(Component data from apps and pages)
# # # #
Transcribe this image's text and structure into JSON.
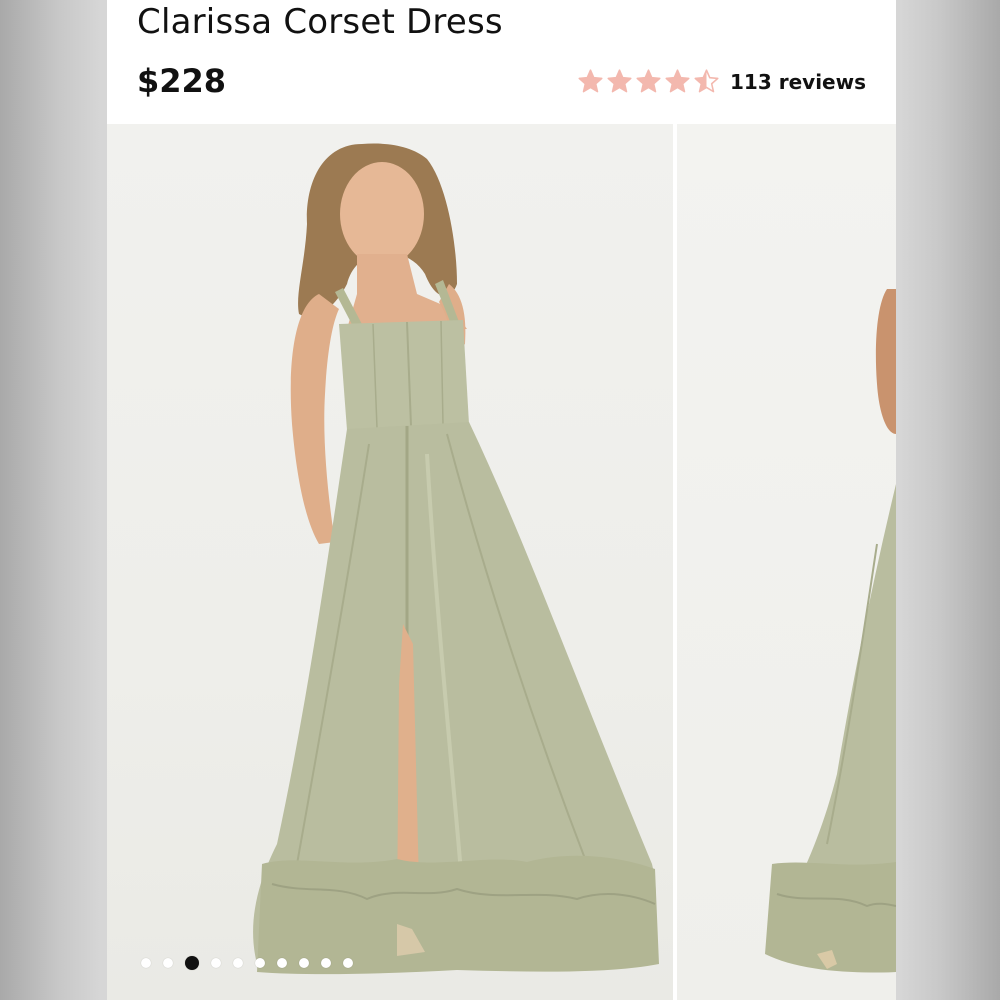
{
  "product": {
    "title": "Clarissa Corset Dress",
    "price": "$228"
  },
  "rating": {
    "value": 4.5,
    "max": 5,
    "star_color": "#f3b8ae",
    "reviews_label": "113 reviews"
  },
  "carousel": {
    "slide_count": 10,
    "active_index": 2,
    "images": [
      {
        "name": "dress-front-photo"
      },
      {
        "name": "dress-side-photo-partial"
      }
    ]
  },
  "colors": {
    "dress": "#b9bd9f",
    "background": "#ffffff",
    "text": "#111111"
  }
}
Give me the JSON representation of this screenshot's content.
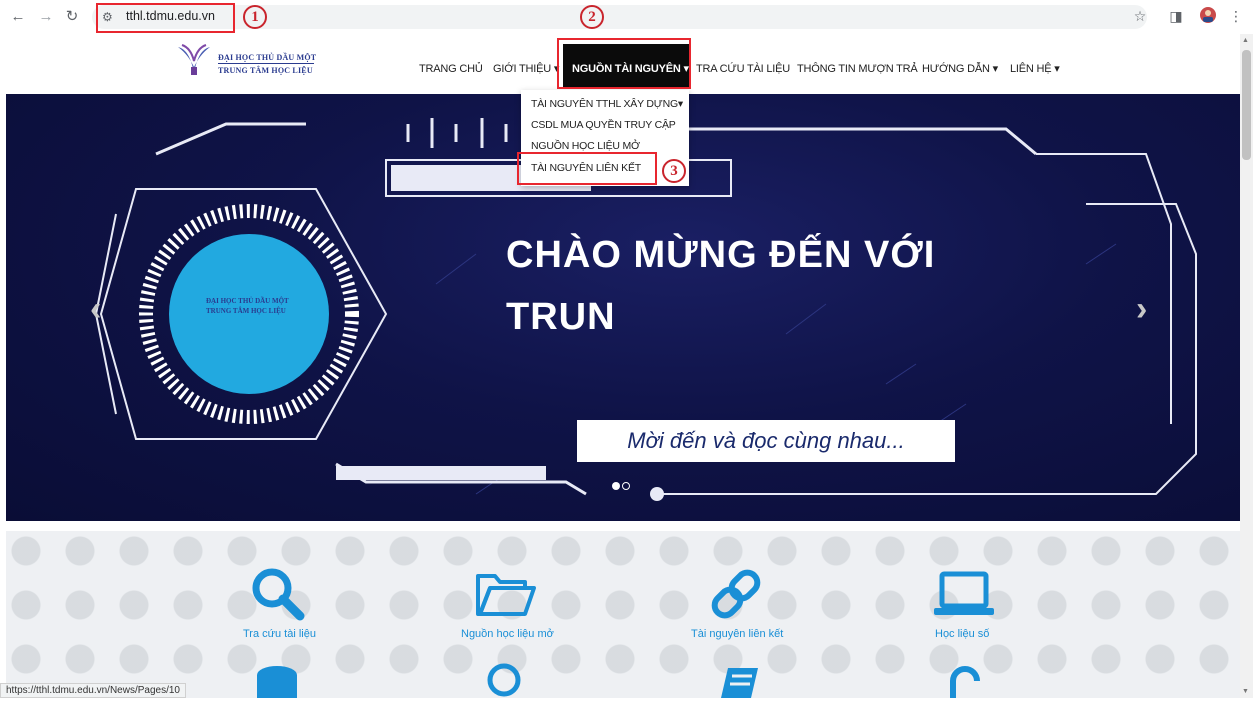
{
  "browser": {
    "url": "tthl.tdmu.edu.vn",
    "status_url": "https://tthl.tdmu.edu.vn/News/Pages/10"
  },
  "annotations": [
    "1",
    "2",
    "3"
  ],
  "logo": {
    "line1": "ĐẠI HỌC THỦ DẦU MỘT",
    "line2": "TRUNG TÂM HỌC LIỆU"
  },
  "nav": {
    "home": "TRANG CHỦ",
    "about": "GIỚI THIỆU ▾",
    "resources": "NGUỒN TÀI NGUYÊN ▾",
    "search": "TRA CỨU TÀI LIỆU",
    "borrow": "THÔNG TIN MƯỢN TRẢ",
    "guide": "HƯỚNG DẪN ▾",
    "contact": "LIÊN HỆ ▾"
  },
  "dropdown": {
    "items": [
      "TÀI NGUYÊN TTHL XÂY DỰNG▾",
      "CSDL MUA QUYỀN TRUY CẬP",
      "NGUỒN HỌC LIỆU MỞ",
      "TÀI NGUYÊN LIÊN KẾT"
    ]
  },
  "hero": {
    "title": "CHÀO MỪNG ĐẾN VỚI\nTRUN",
    "subtitle": "Mời đến và đọc cùng nhau...",
    "logo_line1": "ĐẠI HỌC THỦ DẦU MỘT",
    "logo_line2": "TRUNG TÂM HỌC LIỆU"
  },
  "quick_links": [
    {
      "label": "Tra cứu tài liệu",
      "icon": "search-icon"
    },
    {
      "label": "Nguồn học liệu mở",
      "icon": "folder-icon"
    },
    {
      "label": "Tài nguyên liên kết",
      "icon": "link-icon"
    },
    {
      "label": "Học liệu số",
      "icon": "laptop-icon"
    }
  ],
  "colors": {
    "accent": "#1a8fd6",
    "annotation": "#e8262f",
    "hero_bg": "#0f1347"
  }
}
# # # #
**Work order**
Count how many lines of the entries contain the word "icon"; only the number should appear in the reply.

**Response box**
4